The Green Column #54

Luddites and Flat Earth Advocates

October 26, 2011—The 30-year and 3-month anniversary of the shuttle space flight program is a good time to think about change, human progress, sustainability for the future, and terrestrial/global conditions in comparison to local conditions.

Where would we be today if the Flat Earth theorists or the Luddite attitudes against the industrialization of cities would have prevailed in earlier times of civilization?

We certainly would not know as much as we know about the universe and the stars and the planets; we would not have cars, planes and all the useful tools and technologies; we might not have the pressures of global over-population due to the continuation of agrarian life styles and a persistence of pestilence and disease; there would be no choices between global or local economies; and most likely, governments—if they existed at all—would be more feudal than democratic.

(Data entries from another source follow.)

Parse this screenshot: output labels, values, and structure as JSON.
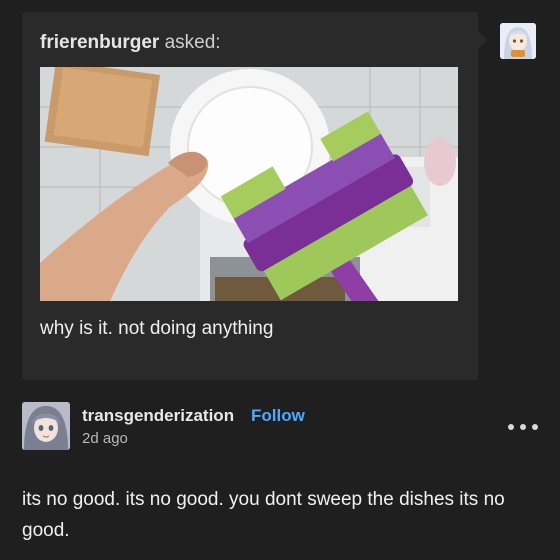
{
  "ask": {
    "asker_name": "frierenburger",
    "asker_suffix": " asked:",
    "question": "why is it. not doing anything",
    "image_icon": "photo-broom-sweeping-dishes",
    "asker_avatar_icon": "anime-avatar"
  },
  "post": {
    "author_name": "transgenderization",
    "follow_label": "Follow",
    "time": "2d ago",
    "body": "its no good. its no good. you dont sweep the dishes its no good.",
    "author_avatar_icon": "anime-avatar",
    "more_icon": "more-dots-icon"
  },
  "colors": {
    "background": "#1f1f1f",
    "ask_box": "#2a2a2a",
    "follow": "#4ea8ff",
    "text": "#f0f0f0"
  }
}
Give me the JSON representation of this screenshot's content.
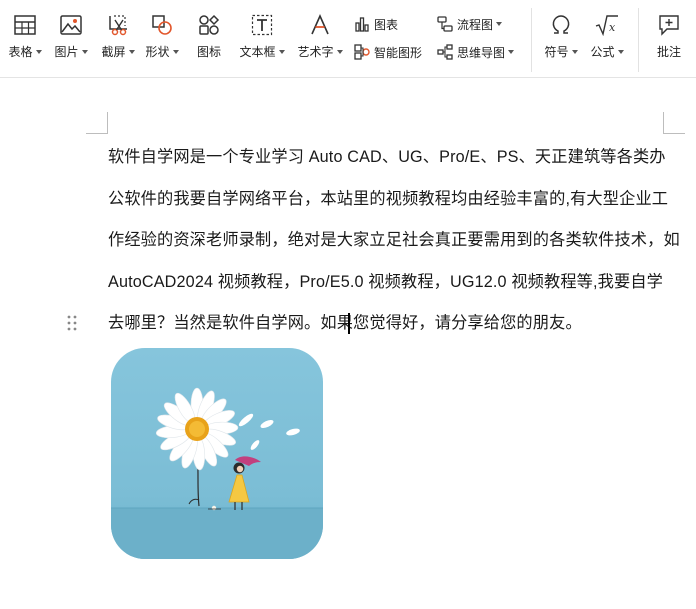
{
  "ribbon": {
    "large_buttons": [
      {
        "key": "table",
        "label": "表格",
        "icon": "table-icon",
        "dropdown": true
      },
      {
        "key": "picture",
        "label": "图片",
        "icon": "image-icon",
        "dropdown": true
      },
      {
        "key": "screenshot",
        "label": "截屏",
        "icon": "scissors-icon",
        "dropdown": true
      },
      {
        "key": "shape",
        "label": "形状",
        "icon": "shapes-icon",
        "dropdown": true
      },
      {
        "key": "icons",
        "label": "图标",
        "icon": "icon-library-icon",
        "dropdown": false
      },
      {
        "key": "textbox",
        "label": "文本框",
        "icon": "textbox-icon",
        "dropdown": true
      },
      {
        "key": "wordart",
        "label": "艺术字",
        "icon": "wordart-icon",
        "dropdown": true
      },
      {
        "key": "symbol",
        "label": "符号",
        "icon": "omega-icon",
        "dropdown": true
      },
      {
        "key": "formula",
        "label": "公式",
        "icon": "sqrt-icon",
        "dropdown": true
      },
      {
        "key": "comment",
        "label": "批注",
        "icon": "add-comment-icon",
        "dropdown": false
      }
    ],
    "small_buttons": [
      {
        "key": "chart",
        "label": "图表",
        "icon": "bar-chart-icon",
        "dropdown": false
      },
      {
        "key": "smartart",
        "label": "智能图形",
        "icon": "smart-graphic-icon",
        "dropdown": false
      },
      {
        "key": "flowchart",
        "label": "流程图",
        "icon": "flowchart-icon",
        "dropdown": true
      },
      {
        "key": "mindmap",
        "label": "思维导图",
        "icon": "mindmap-icon",
        "dropdown": true
      }
    ]
  },
  "document": {
    "lines": [
      "软件自学网是一个专业学习 Auto CAD、UG、Pro/E、PS、天正建筑等各类办",
      "公软件的我要自学网络平台，本站里的视频教程均由经验丰富的,有大型企业工",
      "作经验的资深老师录制，绝对是大家立足社会真正要需用到的各类软件技术，如",
      "AutoCAD2024 视频教程，Pro/E5.0 视频教程，UG12.0 视频教程等,我要自学",
      "去哪里？当然是软件自学网。如果您觉得好，请分享给您的朋友。"
    ],
    "image": {
      "description_icon": "daisy-girl-illustration",
      "colors": {
        "background": "#7fc0d8",
        "ground": "#6cb3cc",
        "petal": "#ffffff",
        "center": "#f2b01e",
        "dress": "#f5c842"
      }
    }
  },
  "colors": {
    "ribbon_bg": "#ffffff",
    "text": "#1a1a1a",
    "border": "#e4e4e4",
    "icon": "#333333"
  }
}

There seems, throughout history, to always be those among us who choose to resist change, attempting to propagate the status-quo, advocating to take no risk, to minimize the value of knowledge and education, and in general choosing to reflect from hind-sight rather than forward-thinking vision. Unfortunately, the pattern persists today—even in Lincoln.

Why does it matter? Why should we care about human and collective community attitudes and values?

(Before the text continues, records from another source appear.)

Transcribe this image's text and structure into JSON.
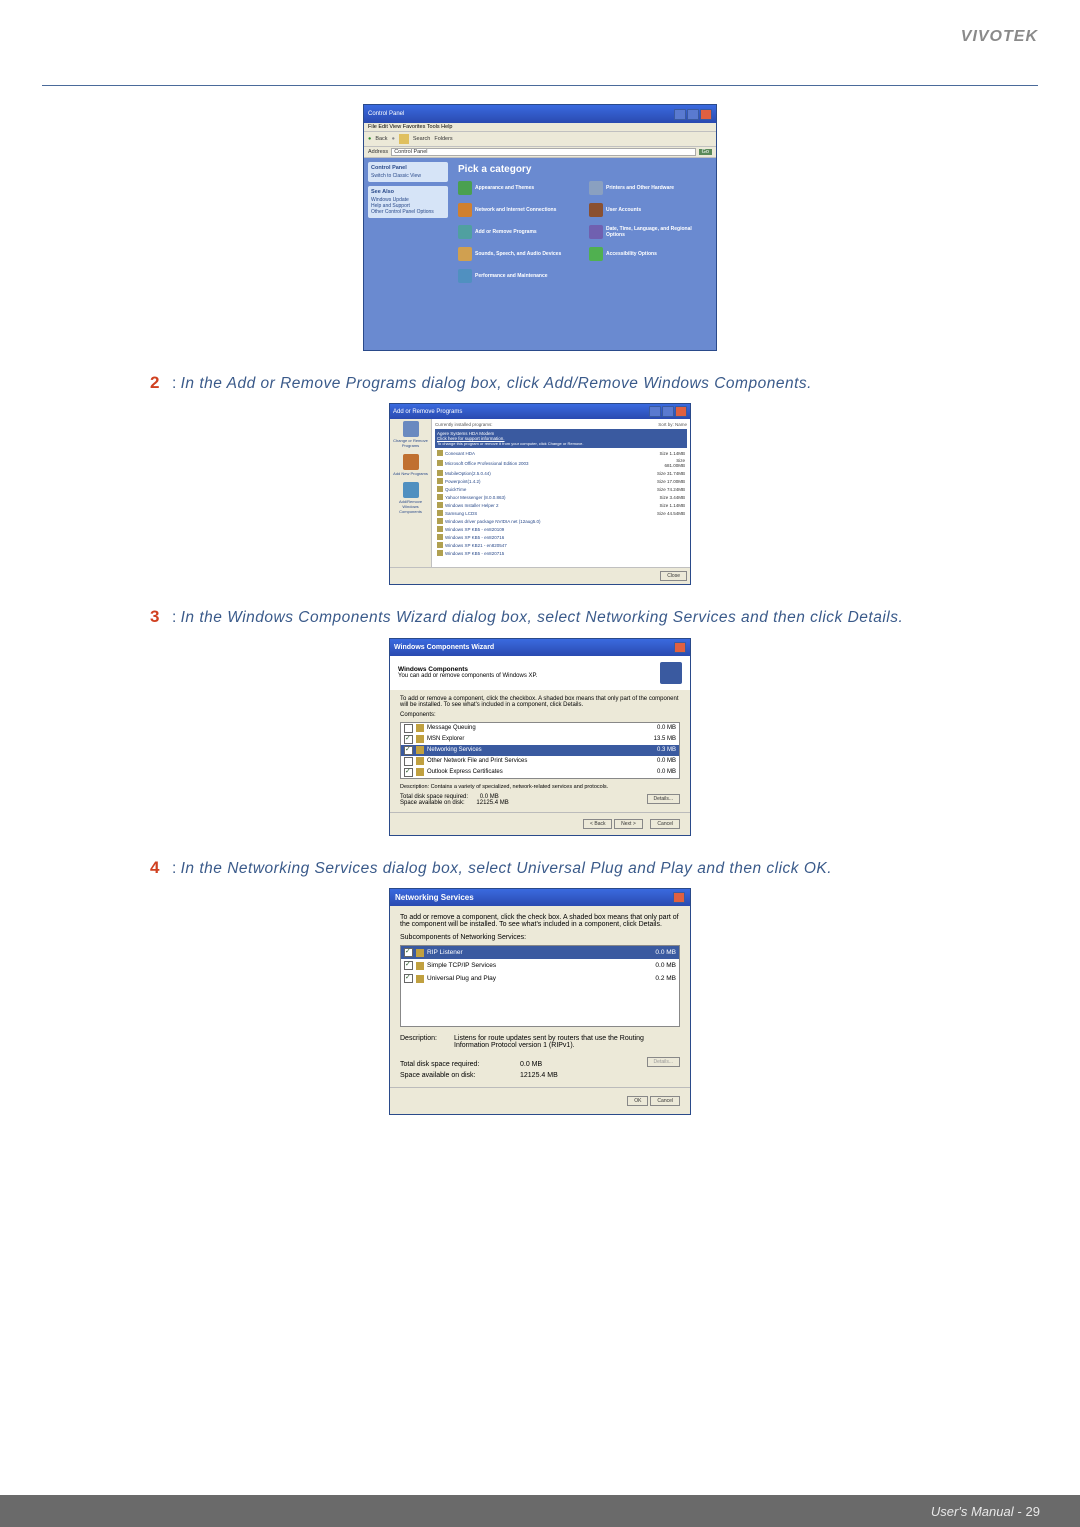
{
  "brand": "VIVOTEK",
  "footer_label": "User's Manual - ",
  "footer_page": "29",
  "steps": {
    "s2": {
      "num": "2",
      "colon": ": ",
      "prefix": "In the Add or Remove Programs dialog box, click ",
      "em": "Add/Remove Windows Components",
      "suffix": "."
    },
    "s3": {
      "num": "3",
      "colon": ": ",
      "prefix": "In the Windows Components Wizard dialog box, select Networking Services and then click ",
      "em": "Details",
      "suffix": "."
    },
    "s4": {
      "num": "4",
      "colon": ": ",
      "prefix": "In the Networking Services dialog box, select Universal Plug and Play and then click ",
      "em": "OK",
      "suffix": "."
    }
  },
  "fig1": {
    "title": "Control Panel",
    "menu": "File   Edit   View   Favorites   Tools   Help",
    "back": "Back",
    "search": "Search",
    "folders": "Folders",
    "addr_lbl": "Address",
    "addr_val": "Control Panel",
    "go": "Go",
    "side1_hdr": "Control Panel",
    "side1_a": "Switch to Classic View",
    "side2_hdr": "See Also",
    "side2_a": "Windows Update",
    "side2_b": "Help and Support",
    "side2_c": "Other Control Panel Options",
    "pick": "Pick a category",
    "cats": [
      "Appearance and Themes",
      "Printers and Other Hardware",
      "Network and Internet Connections",
      "User Accounts",
      "Add or Remove Programs",
      "Date, Time, Language, and Regional Options",
      "Sounds, Speech, and Audio Devices",
      "Accessibility Options",
      "Performance and Maintenance"
    ]
  },
  "fig2": {
    "title": "Add or Remove Programs",
    "side": [
      "Change or Remove Programs",
      "Add New Programs",
      "Add/Remove Windows Components"
    ],
    "hdr_l": "Currently installed programs:",
    "hdr_r": "Sort by: Name",
    "sel_a": "Agere Systems HDA Modem",
    "sel_b": "Click here for support information.",
    "sel_c": "To change this program or remove it from your computer, click Change or Remove.",
    "size_lbl": "Size",
    "rows": [
      {
        "name": "Conexant HDA",
        "sz": "1.14MB"
      },
      {
        "name": "Microsoft Office Professional Edition 2003",
        "sz": "681.00MB"
      },
      {
        "name": "MobileOption(2.5.0.44)",
        "sz": "31.74MB"
      },
      {
        "name": "Powerpoint(1.4.2)",
        "sz": "17.00MB"
      },
      {
        "name": "QuickTime",
        "sz": "74.24MB"
      },
      {
        "name": "Yahoo! Messenger (8.0.0.863)",
        "sz": "3.44MB"
      },
      {
        "name": "Windows Installer Helper 2",
        "sz": "1.14MB"
      },
      {
        "name": "Samsung LCDS",
        "sz": "44.54MB"
      },
      {
        "name": "Windows driver package NVIDIA net (12aug5.0)",
        "sz": ""
      },
      {
        "name": "Windows XP KB5 - en820109",
        "sz": ""
      },
      {
        "name": "Windows XP KB5 - en820716",
        "sz": ""
      },
      {
        "name": "Windows XP KB21 - en820547",
        "sz": ""
      },
      {
        "name": "Windows XP KB5 - en820715",
        "sz": ""
      }
    ],
    "close": "Close"
  },
  "fig3": {
    "title": "Windows Components Wizard",
    "hdr_b": "Windows Components",
    "hdr_t": "You can add or remove components of Windows XP.",
    "desc1": "To add or remove a component, click the checkbox. A shaded box means that only part of the component will be installed. To see what's included in a component, click Details.",
    "comp_lbl": "Components:",
    "rows": [
      {
        "chk": false,
        "name": "Message Queuing",
        "sz": "0.0 MB"
      },
      {
        "chk": true,
        "name": "MSN Explorer",
        "sz": "13.5 MB"
      },
      {
        "chk": true,
        "name": "Networking Services",
        "sz": "0.3 MB",
        "sel": true
      },
      {
        "chk": false,
        "name": "Other Network File and Print Services",
        "sz": "0.0 MB"
      },
      {
        "chk": true,
        "name": "Outlook Express Certificates",
        "sz": "0.0 MB"
      }
    ],
    "desc2_lbl": "Description:",
    "desc2": "Contains a variety of specialized, network-related services and protocols.",
    "total_lbl": "Total disk space required:",
    "total": "0.0 MB",
    "avail_lbl": "Space available on disk:",
    "avail": "12125.4 MB",
    "details": "Details...",
    "back": "< Back",
    "next": "Next >",
    "cancel": "Cancel"
  },
  "fig4": {
    "title": "Networking Services",
    "desc1": "To add or remove a component, click the check box. A shaded box means that only part of the component will be installed. To see what's included in a component, click Details.",
    "sub_lbl": "Subcomponents of Networking Services:",
    "rows": [
      {
        "chk": true,
        "name": "RIP Listener",
        "sz": "0.0 MB",
        "sel": true
      },
      {
        "chk": true,
        "name": "Simple TCP/IP Services",
        "sz": "0.0 MB"
      },
      {
        "chk": true,
        "name": "Universal Plug and Play",
        "sz": "0.2 MB"
      }
    ],
    "desc2_lbl": "Description:",
    "desc2": "Listens for route updates sent by routers that use the Routing Information Protocol version 1 (RIPv1).",
    "total_lbl": "Total disk space required:",
    "total": "0.0 MB",
    "avail_lbl": "Space available on disk:",
    "avail": "12125.4 MB",
    "details": "Details...",
    "ok": "OK",
    "cancel": "Cancel"
  }
}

First, it matters because our ancestors and predecessors have given us such marvelous resources and opportunities for more improvements.

Since the Industrial Revolution and now, in the Post Industrial Revolution, we have all (unfortunately, not yet equally) benefited in education, health and longevity of life, economics, freedoms of mobility and business enterprises, and engagement in participatory forms of government. Such positive changes to our life styles and opportunities would not have occurred within a context of status-quo thinking.

But, I suggest that it is even more important now, in this Post Industrial era to give attention to such attitudes and values because the impact of the very successes of the human inhabitation of the earth, along with the natural events and conditions of the earth and its terrestrial systems require our very best thinking about the future of the species.

There are new imperatives in this era for change, that demand better planning and more conservation-based actions than in previous times. Humanity has not previously experienced such pressures. Succinctly, the new drivers of change are:

  • Climate change—both natural and human influenced
  • Over-consumption of the earth’s critical, limited natural resources
  • The continuing dramatic growth of human population
  • Urbanization—the fact that most people now choose to live in cities
  • The diminishing supply of fossil fuel and carbon-based sources of energy
  • A sufficient, nutritious, and safe supply of food for human consumption
  • Inequitable distribution and limited supply of potable water

According to research in psychology there are at least five reasons why individuals may resist change:

  • The person is, in general, against or negative towards all that is new or different;
  • The person is not interested in the idea/the change. He/she has other goals that he/she wants to pursue;
  • The person does not understand the message and/or the consequences that the change will make on his/her living situation;
  • The person does not trust the person who communicates the change initiative;
  • Fear of losing something of value, or of being involved in something not of value.

At the local level, there are a number of new initiatives about to come before the citizenry that have the intention of continuing Lincoln’s historic efforts and successes in creating and maintaining a community that values diversity, education, economic vitality, good quality of life for all citizens, and a healthy and safe environment.

Against this heritage of good government and good planning many people and organizations have become aware of the new sustainability imperatives, and the need for new plans and strategies for continued growth and development in the context of a changing world around us. Some of these plans will represent local changes from the status quo and the means and methods of the past.

There is no doubt that change is important for today’s businesses, organizations and governments. As new facets of the economy, the environment, and society evolve, organizations have to keep themselves a step ahead of the curve or suffer and crash.

Peter Senge, MIT-based author, researcher and management educator, has said, “The unhealthiness in our world today is in direct proportion to our inability to see it as a whole.”

As we begin to work our way into and through new recommendations for a comprehensive plan toward the year 2040, and the ensuing debates and considerations about the micro strategies and design ideas for neighborhoods, budgets, transportation systems, schools and public facilities, and concepts for growth and development of the city and the county, we need to carefully contemplate the drivers of change, and the interdependencies among the key drivers and our shared core values for community life.

We would do well to think frequently of the lyrics to the song “Memories” from the Broadway production of Cats(1981):

Daylight, I must wait for the sunrise.
I must think of a new life,
And I mustn’t give in.
When the dawn comes, tonight will be a memory too,
And a new day will begin.

© Lincoln Green by Design